§ **What this task involves**
Give the entries below again, word for word, and leave out the images.

--- START ---

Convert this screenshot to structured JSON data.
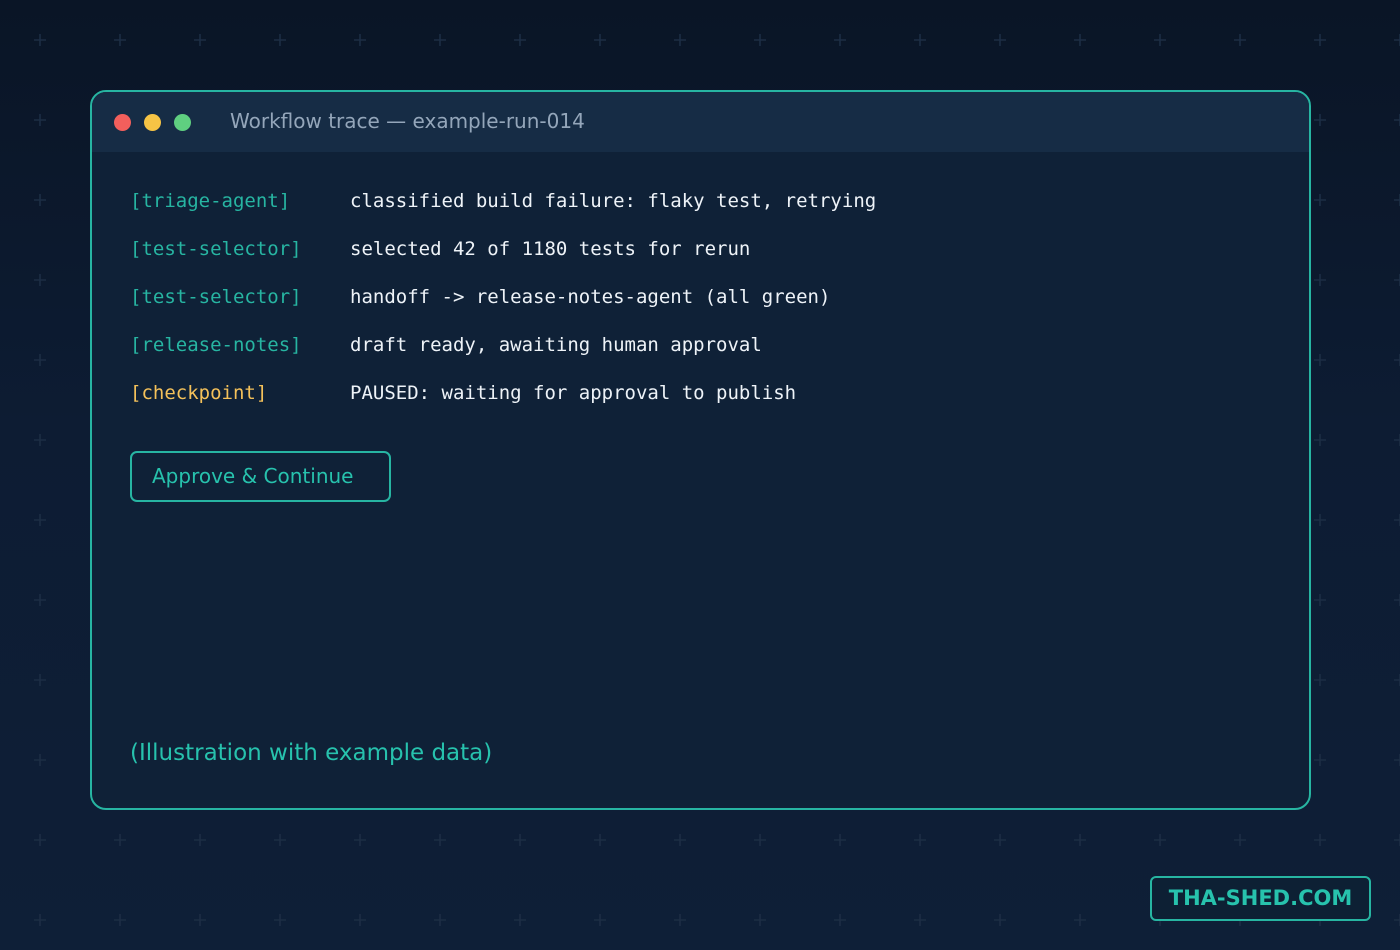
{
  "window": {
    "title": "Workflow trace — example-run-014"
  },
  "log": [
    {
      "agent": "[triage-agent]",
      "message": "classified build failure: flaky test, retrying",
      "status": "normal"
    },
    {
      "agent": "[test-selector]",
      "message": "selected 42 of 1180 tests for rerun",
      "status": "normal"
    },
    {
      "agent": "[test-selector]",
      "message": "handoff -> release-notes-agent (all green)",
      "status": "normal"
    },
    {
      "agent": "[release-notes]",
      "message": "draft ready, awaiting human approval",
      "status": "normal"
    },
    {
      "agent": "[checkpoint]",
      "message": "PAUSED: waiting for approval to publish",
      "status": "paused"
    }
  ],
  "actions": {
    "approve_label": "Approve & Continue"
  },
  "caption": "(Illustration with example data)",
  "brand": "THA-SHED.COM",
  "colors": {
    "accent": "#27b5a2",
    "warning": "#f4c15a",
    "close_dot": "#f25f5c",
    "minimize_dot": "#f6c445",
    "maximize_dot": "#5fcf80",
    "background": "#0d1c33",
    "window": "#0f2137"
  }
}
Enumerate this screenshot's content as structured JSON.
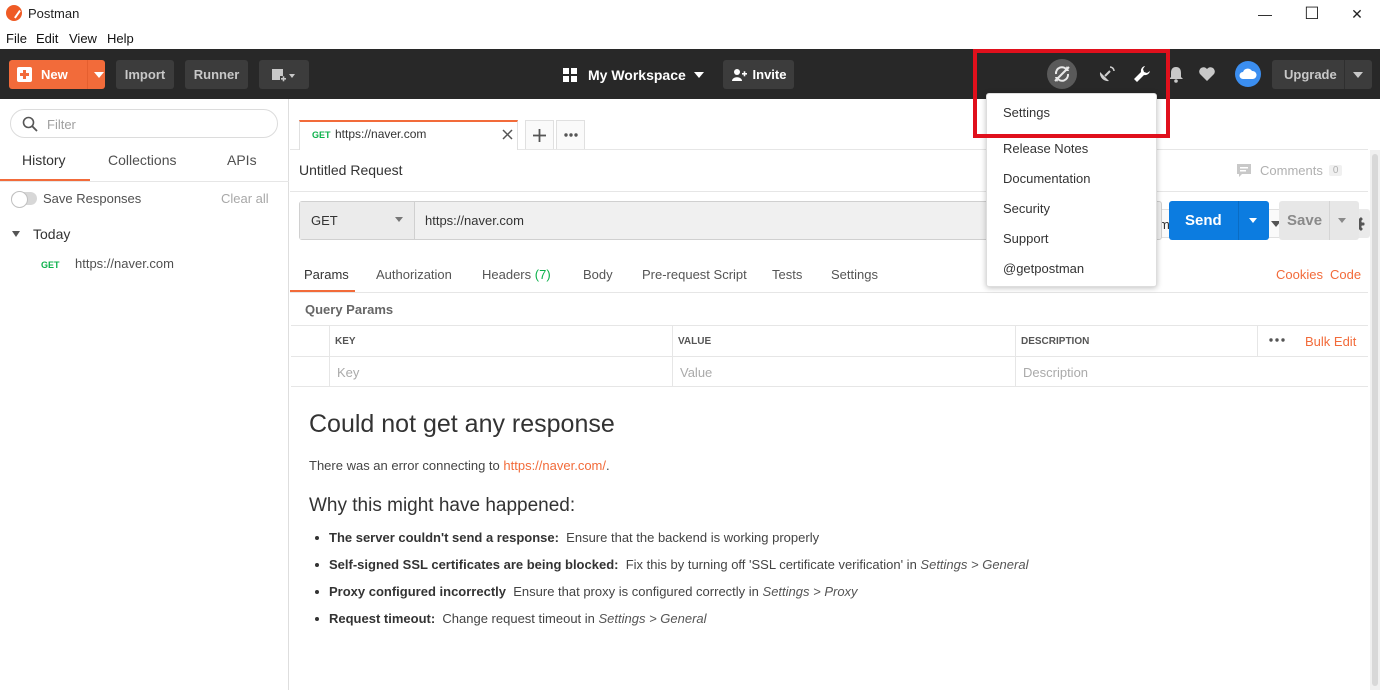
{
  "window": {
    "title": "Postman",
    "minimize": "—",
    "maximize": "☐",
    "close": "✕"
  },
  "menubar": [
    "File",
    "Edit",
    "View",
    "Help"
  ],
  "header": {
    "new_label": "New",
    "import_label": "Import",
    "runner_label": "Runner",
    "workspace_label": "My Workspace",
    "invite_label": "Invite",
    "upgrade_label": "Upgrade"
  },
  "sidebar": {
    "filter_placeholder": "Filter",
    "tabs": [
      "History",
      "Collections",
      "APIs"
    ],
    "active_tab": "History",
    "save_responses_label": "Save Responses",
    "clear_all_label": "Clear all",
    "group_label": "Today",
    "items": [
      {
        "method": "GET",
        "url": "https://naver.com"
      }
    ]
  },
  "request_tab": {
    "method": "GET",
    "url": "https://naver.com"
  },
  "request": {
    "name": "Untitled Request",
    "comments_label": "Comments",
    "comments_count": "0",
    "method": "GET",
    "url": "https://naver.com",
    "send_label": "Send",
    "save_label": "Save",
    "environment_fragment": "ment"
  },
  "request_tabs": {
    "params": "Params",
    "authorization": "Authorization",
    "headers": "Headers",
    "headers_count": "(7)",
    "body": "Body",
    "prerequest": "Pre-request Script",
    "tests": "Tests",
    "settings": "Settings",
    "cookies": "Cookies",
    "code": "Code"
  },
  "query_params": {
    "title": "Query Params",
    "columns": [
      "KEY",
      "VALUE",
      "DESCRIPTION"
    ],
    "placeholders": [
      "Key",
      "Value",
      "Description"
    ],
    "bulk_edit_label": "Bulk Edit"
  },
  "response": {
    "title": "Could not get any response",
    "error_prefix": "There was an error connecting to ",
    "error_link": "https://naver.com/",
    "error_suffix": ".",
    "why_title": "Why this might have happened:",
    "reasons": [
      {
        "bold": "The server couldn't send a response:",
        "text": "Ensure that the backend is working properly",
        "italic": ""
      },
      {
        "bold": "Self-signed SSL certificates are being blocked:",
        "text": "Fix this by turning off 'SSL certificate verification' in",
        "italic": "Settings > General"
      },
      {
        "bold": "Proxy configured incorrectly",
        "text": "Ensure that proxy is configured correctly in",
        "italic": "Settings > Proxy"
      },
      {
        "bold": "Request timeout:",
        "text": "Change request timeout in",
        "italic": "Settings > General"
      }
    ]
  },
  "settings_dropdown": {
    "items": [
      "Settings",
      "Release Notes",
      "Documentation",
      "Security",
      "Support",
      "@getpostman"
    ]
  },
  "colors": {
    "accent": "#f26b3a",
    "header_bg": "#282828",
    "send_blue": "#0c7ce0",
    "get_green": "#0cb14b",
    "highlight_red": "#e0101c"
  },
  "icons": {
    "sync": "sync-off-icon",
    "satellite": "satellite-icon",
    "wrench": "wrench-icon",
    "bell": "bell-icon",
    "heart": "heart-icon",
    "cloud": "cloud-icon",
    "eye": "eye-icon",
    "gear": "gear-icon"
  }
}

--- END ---

§ **Solution**
Convert this screenshot to structured JSON data.
{
  "window": {
    "title": "Workflow trace — example-run-014"
  },
  "log": [
    {
      "agent": "[triage-agent]",
      "message": "classified build failure: flaky test, retrying",
      "status": "normal"
    },
    {
      "agent": "[test-selector]",
      "message": "selected 42 of 1180 tests for rerun",
      "status": "normal"
    },
    {
      "agent": "[test-selector]",
      "message": "handoff -> release-notes-agent (all green)",
      "status": "normal"
    },
    {
      "agent": "[release-notes]",
      "message": "draft ready, awaiting human approval",
      "status": "normal"
    },
    {
      "agent": "[checkpoint]",
      "message": "PAUSED: waiting for approval to publish",
      "status": "paused"
    }
  ],
  "actions": {
    "approve_label": "Approve & Continue"
  },
  "caption": "(Illustration with example data)",
  "brand": "THA-SHED.COM",
  "colors": {
    "accent": "#27b5a2",
    "warning": "#f4c15a",
    "close_dot": "#f25f5c",
    "minimize_dot": "#f6c445",
    "maximize_dot": "#5fcf80",
    "background": "#0d1c33",
    "window": "#0f2137"
  }
}
Enumerate this screenshot's content as structured JSON.
{
  "window": {
    "title": "Postman",
    "minimize": "—",
    "maximize": "☐",
    "close": "✕"
  },
  "menubar": [
    "File",
    "Edit",
    "View",
    "Help"
  ],
  "header": {
    "new_label": "New",
    "import_label": "Import",
    "runner_label": "Runner",
    "workspace_label": "My Workspace",
    "invite_label": "Invite",
    "upgrade_label": "Upgrade"
  },
  "sidebar": {
    "filter_placeholder": "Filter",
    "tabs": [
      "History",
      "Collections",
      "APIs"
    ],
    "active_tab": "History",
    "save_responses_label": "Save Responses",
    "clear_all_label": "Clear all",
    "group_label": "Today",
    "items": [
      {
        "method": "GET",
        "url": "https://naver.com"
      }
    ]
  },
  "request_tab": {
    "method": "GET",
    "url": "https://naver.com"
  },
  "request": {
    "name": "Untitled Request",
    "comments_label": "Comments",
    "comments_count": "0",
    "method": "GET",
    "url": "https://naver.com",
    "send_label": "Send",
    "save_label": "Save",
    "environment_fragment": "ment"
  },
  "request_tabs": {
    "params": "Params",
    "authorization": "Authorization",
    "headers": "Headers",
    "headers_count": "(7)",
    "body": "Body",
    "prerequest": "Pre-request Script",
    "tests": "Tests",
    "settings": "Settings",
    "cookies": "Cookies",
    "code": "Code"
  },
  "query_params": {
    "title": "Query Params",
    "columns": [
      "KEY",
      "VALUE",
      "DESCRIPTION"
    ],
    "placeholders": [
      "Key",
      "Value",
      "Description"
    ],
    "bulk_edit_label": "Bulk Edit"
  },
  "response": {
    "title": "Could not get any response",
    "error_prefix": "There was an error connecting to ",
    "error_link": "https://naver.com/",
    "error_suffix": ".",
    "why_title": "Why this might have happened:",
    "reasons": [
      {
        "bold": "The server couldn't send a response:",
        "text": "Ensure that the backend is working properly",
        "italic": ""
      },
      {
        "bold": "Self-signed SSL certificates are being blocked:",
        "text": "Fix this by turning off 'SSL certificate verification' in",
        "italic": "Settings > General"
      },
      {
        "bold": "Proxy configured incorrectly",
        "text": "Ensure that proxy is configured correctly in",
        "italic": "Settings > Proxy"
      },
      {
        "bold": "Request timeout:",
        "text": "Change request timeout in",
        "italic": "Settings > General"
      }
    ]
  },
  "settings_dropdown": {
    "items": [
      "Settings",
      "Release Notes",
      "Documentation",
      "Security",
      "Support",
      "@getpostman"
    ]
  },
  "colors": {
    "accent": "#f26b3a",
    "header_bg": "#282828",
    "send_blue": "#0c7ce0",
    "get_green": "#0cb14b",
    "highlight_red": "#e0101c"
  },
  "icons": {
    "sync": "sync-off-icon",
    "satellite": "satellite-icon",
    "wrench": "wrench-icon",
    "bell": "bell-icon",
    "heart": "heart-icon",
    "cloud": "cloud-icon",
    "eye": "eye-icon",
    "gear": "gear-icon"
  }
}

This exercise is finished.